Happy summer to everybody.
When programming in general, and when programming MIDAS, there is always a struggle
with error handling. Too much? Too little? Visually, some MIDAS functions are 90% error handling, 10% useful work, if that.
What is the right way to do this?
Where is the balance?
Would c++ exceptions help or hinder?
How to make it better?
It turns out that the Go community have been struggling with exactly this for the last year or so.
Read the (ultimately rejected) proposal for improved error handling in Go. All the problems and difficulties
and struggles facing the programmer and the language designer spread right in front of us.
(To remember, Go is this: https://www.oreilly.com/library/view/the-go-programming/9780134190570/
The language designers are Brian W. Kernighan, Rob Pike, Ken Thompson and "some other people"
(Dennis Ritchie is no longer with us). These people gave us UNIX and C (and C++, the C++ guy was
their next-door-office mate), when that crowd speaks, I listen)
That write-up refers to some blogger's vivid illustration how correct error handling is hard,
with special focus on error handling in the presence of exceptions:
I read all this stuff and said, "wow, this is the reader's digest version of my life in computer programming".
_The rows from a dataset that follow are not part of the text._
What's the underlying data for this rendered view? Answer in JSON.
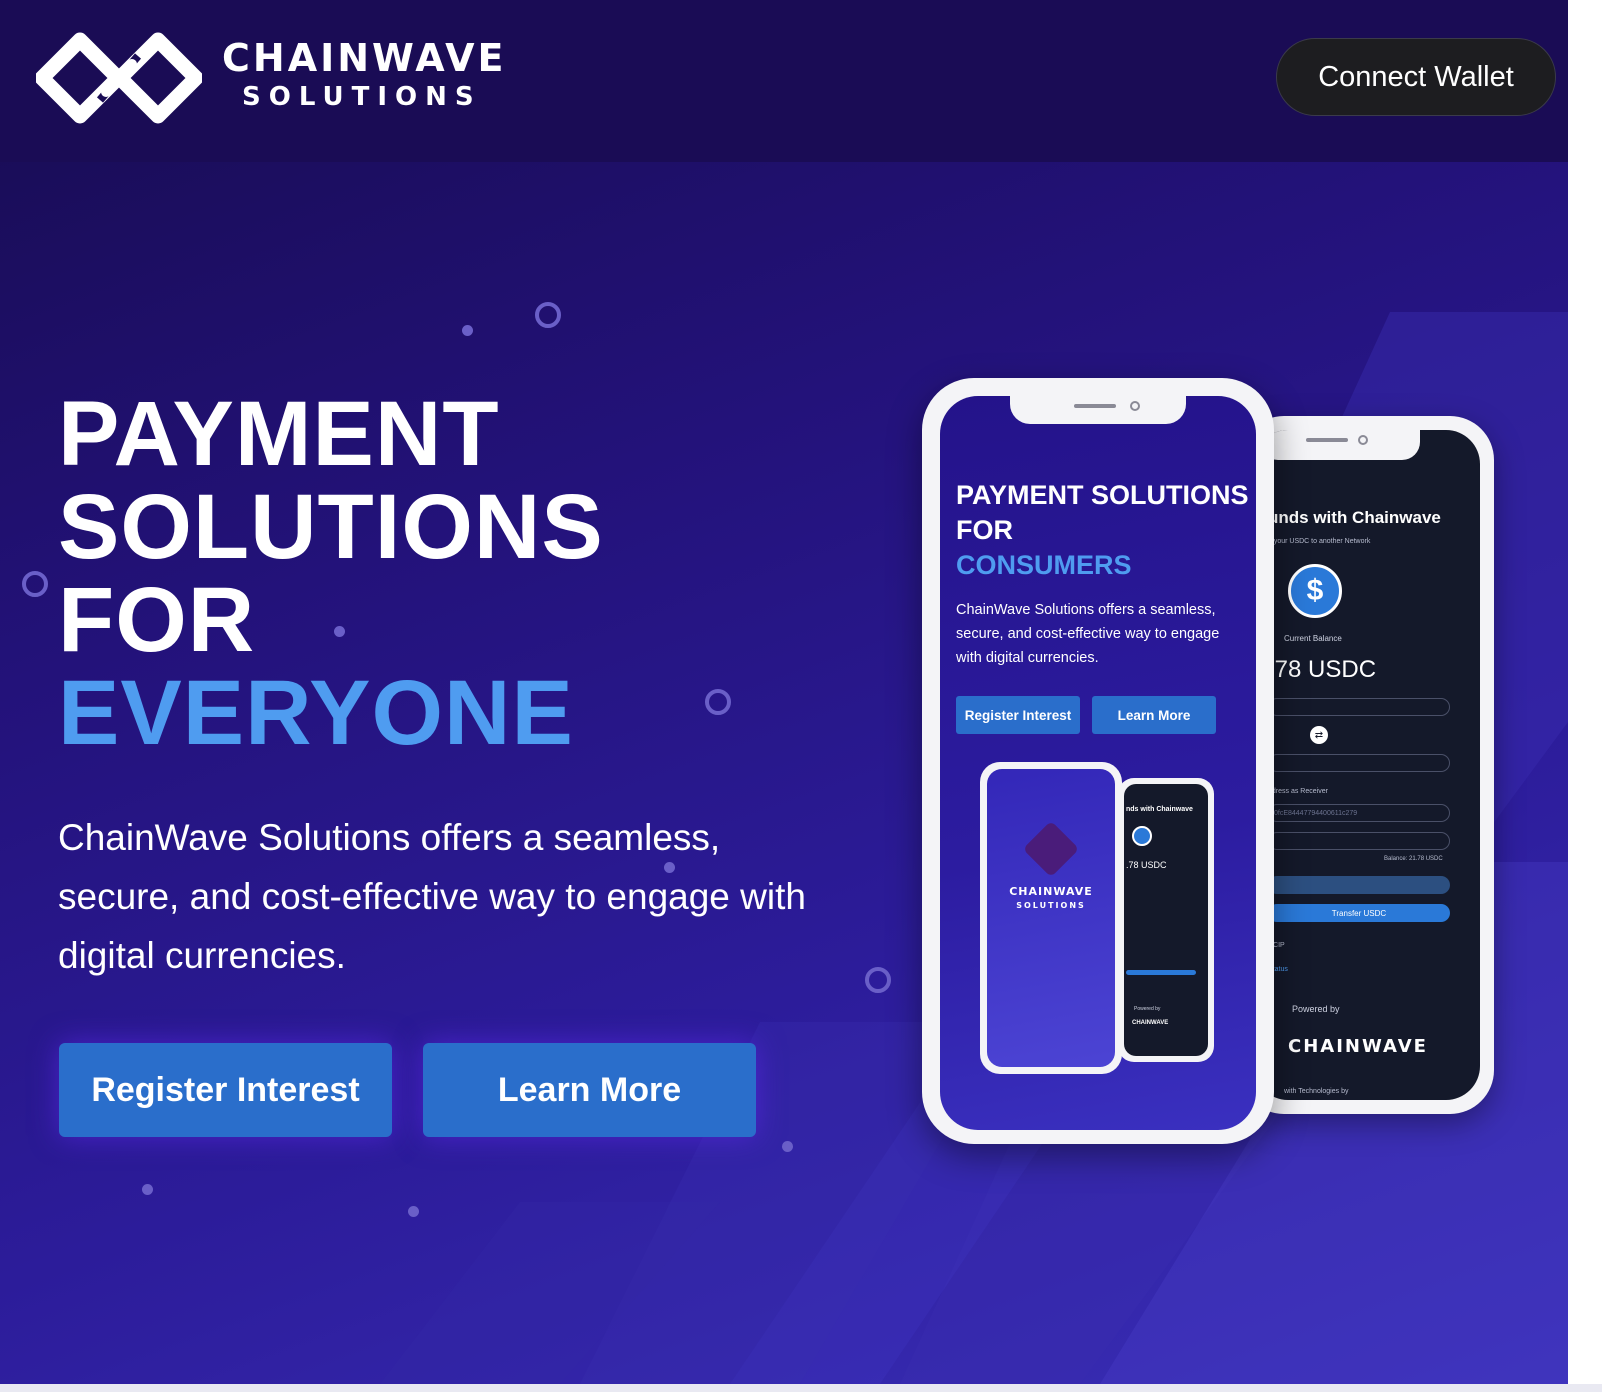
{
  "header": {
    "logo_title": "CHAINWAVE",
    "logo_subtitle": "SOLUTIONS",
    "connect_wallet_label": "Connect Wallet"
  },
  "hero": {
    "title_line1": "PAYMENT",
    "title_line2": "SOLUTIONS",
    "title_line3": "FOR",
    "title_accent": "EVERYONE",
    "description": "ChainWave Solutions offers a seamless, secure, and cost-effective way to engage with digital currencies.",
    "register_label": "Register Interest",
    "learn_label": "Learn More"
  },
  "phone_front": {
    "title_line1": "PAYMENT SOLUTIONS",
    "title_line2": "FOR",
    "title_accent": "CONSUMERS",
    "description": "ChainWave Solutions offers a seamless, secure, and cost-effective way to engage with digital currencies.",
    "register_label": "Register Interest",
    "learn_label": "Learn More",
    "mini_brand_title": "CHAINWAVE",
    "mini_brand_sub": "SOLUTIONS",
    "mini_heading": "nds with Chainwave",
    "mini_balance": ".78 USDC",
    "mini_powered": "Powered by",
    "mini_brand_back": "CHAINWAVE"
  },
  "phone_back": {
    "heading": "unds with Chainwave",
    "subheading": "g your USDC to another Network",
    "balance_label": "Current Balance",
    "balance_value": ".78 USDC",
    "receiver_label": "ddress as Receiver",
    "receiver_value": "0fcE84447794400611c279",
    "balance_hint": "Balance: 21.78 USDC",
    "transfer_label": "Transfer USDC",
    "ccip_label": "CCIP",
    "status_label": "Status",
    "powered_label": "Powered by",
    "brand": "CHAINWAVE",
    "tech_label": "with Technologies by"
  },
  "colors": {
    "accent_blue": "#4f9cf0",
    "button_blue": "#2a6ecb",
    "header_bg": "#1a0c55"
  }
}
The clincher from this last guy? "My point isnít that exceptions are bad.
My point is that exceptions are too hard and Iím not smart
enough to handle them."
"back to writing some error handling code",